Lab Build Guide: Hyper-V VMs, Cloning, File Sharing… For a Friend.

Lab Build Guide: Hyper-V VMs, Cloning, File Sharing… For a Friend.

3. Sysprep.

Sysprep is a Windows utility that removes system specific information such as the computer’s security identifier (SID). Using this utility to package our Windows installation will allow us to clone the virtual machine without having any conflicts. Randomizing the SID is especially important for systems that will be joining a domain.

Open a console session on your VM template and launch the sysprep utility ( %WinDir%\System32\Sysprep\sysprep.exe ).

The Generalize option will strip the SID and since we will be copying the machine, choose Shutdown from the dropdown.

Don’t Break the Template

We want to clone this virtual machine (the virtual hard disk) a few times.
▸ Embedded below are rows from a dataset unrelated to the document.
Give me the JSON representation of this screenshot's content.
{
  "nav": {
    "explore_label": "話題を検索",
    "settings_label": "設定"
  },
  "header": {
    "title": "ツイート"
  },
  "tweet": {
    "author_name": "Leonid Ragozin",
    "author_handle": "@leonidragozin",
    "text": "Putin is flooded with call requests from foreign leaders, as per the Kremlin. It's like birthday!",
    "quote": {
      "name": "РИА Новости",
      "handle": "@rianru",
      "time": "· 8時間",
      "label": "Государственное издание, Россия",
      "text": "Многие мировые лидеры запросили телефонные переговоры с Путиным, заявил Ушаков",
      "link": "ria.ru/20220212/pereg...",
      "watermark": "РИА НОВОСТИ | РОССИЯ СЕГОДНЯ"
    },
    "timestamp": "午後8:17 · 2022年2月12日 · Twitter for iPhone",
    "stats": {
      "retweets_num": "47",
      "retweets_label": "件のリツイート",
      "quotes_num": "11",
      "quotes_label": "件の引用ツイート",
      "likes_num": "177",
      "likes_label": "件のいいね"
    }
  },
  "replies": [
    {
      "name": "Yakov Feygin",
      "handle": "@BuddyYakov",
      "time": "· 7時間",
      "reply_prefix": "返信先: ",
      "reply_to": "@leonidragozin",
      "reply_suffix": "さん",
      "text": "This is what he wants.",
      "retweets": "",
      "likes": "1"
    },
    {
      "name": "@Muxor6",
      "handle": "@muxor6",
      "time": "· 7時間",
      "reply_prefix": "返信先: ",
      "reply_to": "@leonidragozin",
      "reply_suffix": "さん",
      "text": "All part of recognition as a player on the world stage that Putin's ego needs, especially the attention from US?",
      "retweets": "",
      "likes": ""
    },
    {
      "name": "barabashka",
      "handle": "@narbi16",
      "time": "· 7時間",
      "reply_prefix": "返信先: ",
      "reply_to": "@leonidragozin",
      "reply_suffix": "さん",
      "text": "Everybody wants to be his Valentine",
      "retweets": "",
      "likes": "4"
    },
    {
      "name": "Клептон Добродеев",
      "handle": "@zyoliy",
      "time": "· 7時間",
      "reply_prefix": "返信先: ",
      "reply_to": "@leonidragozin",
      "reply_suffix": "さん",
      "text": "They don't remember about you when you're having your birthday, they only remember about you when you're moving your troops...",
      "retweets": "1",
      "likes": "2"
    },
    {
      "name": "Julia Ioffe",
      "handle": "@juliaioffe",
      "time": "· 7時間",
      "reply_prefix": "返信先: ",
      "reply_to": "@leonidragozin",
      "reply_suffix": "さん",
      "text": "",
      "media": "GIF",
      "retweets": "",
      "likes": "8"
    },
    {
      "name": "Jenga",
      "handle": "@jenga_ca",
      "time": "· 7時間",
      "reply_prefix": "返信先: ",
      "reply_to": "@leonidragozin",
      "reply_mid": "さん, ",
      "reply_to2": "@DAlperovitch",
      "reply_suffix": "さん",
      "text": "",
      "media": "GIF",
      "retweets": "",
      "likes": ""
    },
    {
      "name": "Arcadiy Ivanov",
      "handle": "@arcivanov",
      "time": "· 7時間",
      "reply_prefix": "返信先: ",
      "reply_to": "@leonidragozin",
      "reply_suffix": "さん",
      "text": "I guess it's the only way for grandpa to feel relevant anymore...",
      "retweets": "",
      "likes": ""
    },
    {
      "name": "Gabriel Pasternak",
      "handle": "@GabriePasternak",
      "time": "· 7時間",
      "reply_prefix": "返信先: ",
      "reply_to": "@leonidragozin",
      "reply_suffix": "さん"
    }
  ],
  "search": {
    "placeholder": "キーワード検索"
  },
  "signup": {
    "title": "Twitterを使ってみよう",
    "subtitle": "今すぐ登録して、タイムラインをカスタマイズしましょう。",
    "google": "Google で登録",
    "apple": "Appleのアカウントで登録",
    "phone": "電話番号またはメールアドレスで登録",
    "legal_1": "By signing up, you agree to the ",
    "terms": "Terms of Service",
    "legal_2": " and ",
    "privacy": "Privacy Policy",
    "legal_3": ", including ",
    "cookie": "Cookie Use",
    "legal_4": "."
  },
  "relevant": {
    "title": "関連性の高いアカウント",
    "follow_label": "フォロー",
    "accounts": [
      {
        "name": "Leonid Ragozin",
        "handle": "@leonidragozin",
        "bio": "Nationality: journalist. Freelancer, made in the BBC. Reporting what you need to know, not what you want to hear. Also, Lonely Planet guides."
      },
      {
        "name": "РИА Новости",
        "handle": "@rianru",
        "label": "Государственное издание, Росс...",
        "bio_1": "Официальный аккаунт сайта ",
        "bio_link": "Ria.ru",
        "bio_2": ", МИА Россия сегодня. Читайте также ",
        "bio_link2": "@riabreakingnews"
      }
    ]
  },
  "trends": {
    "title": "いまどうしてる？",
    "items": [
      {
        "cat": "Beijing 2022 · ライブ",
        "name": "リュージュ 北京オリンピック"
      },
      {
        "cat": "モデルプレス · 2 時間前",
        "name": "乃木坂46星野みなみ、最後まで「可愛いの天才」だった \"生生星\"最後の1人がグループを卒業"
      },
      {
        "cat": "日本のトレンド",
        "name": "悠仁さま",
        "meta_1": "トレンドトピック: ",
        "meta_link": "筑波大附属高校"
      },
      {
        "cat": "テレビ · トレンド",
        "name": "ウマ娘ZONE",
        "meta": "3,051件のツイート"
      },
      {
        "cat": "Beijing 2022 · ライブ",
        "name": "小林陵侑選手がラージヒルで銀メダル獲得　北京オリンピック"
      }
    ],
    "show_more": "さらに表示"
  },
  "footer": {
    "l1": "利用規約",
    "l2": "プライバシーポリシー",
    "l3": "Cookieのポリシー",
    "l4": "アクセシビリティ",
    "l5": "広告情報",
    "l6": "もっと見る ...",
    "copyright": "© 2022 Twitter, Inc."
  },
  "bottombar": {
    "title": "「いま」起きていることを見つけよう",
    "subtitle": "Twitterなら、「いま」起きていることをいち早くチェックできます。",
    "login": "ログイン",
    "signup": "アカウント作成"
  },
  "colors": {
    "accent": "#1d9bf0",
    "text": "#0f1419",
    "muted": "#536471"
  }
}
Let’s be sure to protect it from powering it up. If it does, we’ll have to sysprep once again. Navigate to the virtual hard disk -> properties and mark the file Read-only.

Below is the error you will see if you attempt to start the VM template. This is a good thing.

Create the First Clone

Now that we have established a baseline image, making a new one is as simple as copying and pasting the virtual hard disk (.vhd file) and creating a new VM. I named my first clone SQL01.

The only differences between this virtual machine and the template setup are that we will attach our virtual network and we will select the new virtual hard disk. Back in the Hyper-V Manager, click New -> Virtual Machine to get started.

Right-click the virtual machine and select Settings. Add 4GB of RAM and assign two virtual processors.

Next, start the new VM and set up your administrative account. In the next step, we will setup the host and virtual server for some file sharing.